  10. 10. Citizenship; • Citizenship is obviously a vital ingredient of social life and as a concept it goes some way to explaining what we might mean by ‘a sense of belonging, an expression which occurs sooner rather than later in almost any discussion of identity. 10
  11. 11. The criteria which delineates and constitutes ethnic and national groups 1. 2. 3. 4. 5. 6. 7. 8. The group has a name and other symbols The group’s main aim is survival (as a social group) The group has its distinctive practices The group recognizes a set of language varieties and (linguistic) value The group shares a commonsense world of social reality The group has internal structure The group may have a territory and bioethnic traits The group can identify strangers and has specific forms for interaction with them 9. The group has a history 10. Members are conscious of membership 1. 2. 3. Ethnodemographic variables Ethnosociological variables Ethnopolitical variables 11
  12. 12. PRAGMATIC FAILURE • Thomas (1983, p.99) defined and distinguished pragmalinguistic and sociopragmatic failures as follows: – Pragmatic failure … occurs when the pragmatic force mapped by speaker onto a given utterance is systematically different from the force most frequently assigned to it by native speakers of the target language, or when speech act strategies are inappropriately transferred from L1 to L2. – Sociopragmatic failure … refers to the social conditions placed on language in use … while the pragmalinguistic failure is basically a linguistic problem, caused by differences in the linguistic encoding of pragmatic force, pragmatic failure stems from cross-culturally different perceptions of what constitutes appropiate linguistic behaviour. 12
  13. 13. A Case of pragmatic failure • Englishman : Can I give you a hand? • Japanese lady traveller (burdened with two suitcases, baby, etc.) : So sorry, so sorry, you are very kind – the Englishman could not tell whether the Japanese lady was accepting or refusing his offer, as what he took to be an act of apologizing does not have illocutionary force in his standard variety of English. 13
  14. 14. A case of sociopragmatic failure • American : …we must have lunch some time. • Foreigners : when? Tuesday? – Since Art Buchwald’s articles on the topic, this example has been the locus classicus for intercultural communicative failure. The source of misunderstanding lies in the high degree of idiomaticity of the expression, together with the fact that constitutive elements of the act of inventing are missing: as far as the American is concerned, this is simply a politeness formula along the same lines as ‘nice to meet you’ or ‘see you’. Again, though, it is interesting to speculate on the communicative sources of negative heterostereotypes, with US Americans being accused of superficial friendliness and ‘foreigners’ of being too pushy socially speaking. 14

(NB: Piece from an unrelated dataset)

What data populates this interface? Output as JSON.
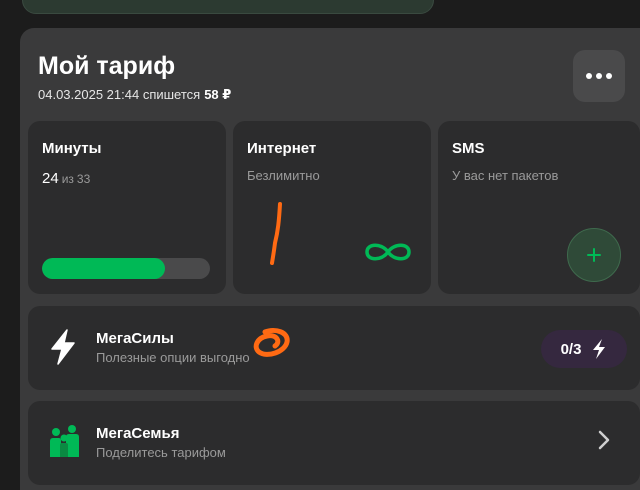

  15. 15. Compensation strategies • Compensation strategies are plans of action to which speaker or hearer may have recourse when they are aware that their linguistic or communicative resources are for some reason inadequate to deal with the matter in hand, in other words, when they have a problem expressing themselves or understanding interlocuters. The lack of knowledge or competence need to be compensated for by other means if the problem is to be avoided or solved and a successful outcome achieved. 15
  16. 16. Some Compensation strategies • Topic avoidance – The speakers decide not to attempt to say or talk about X, because he does not feel competent to do so. This may be marked explicitly by such expression as ‘Let’s talk about Y instead’. • Message abandonment – Having started an attempt to communicate a message, the speakers give up because it is too difficult. This may be marked explicitly by such expressions as ‘I can’t say it in English’. • Self-repair strategies – Where the speakers try to solve the problem on his/her own • Collaborative strategies – Where the speakers try to recruit the help of his interlocutors 16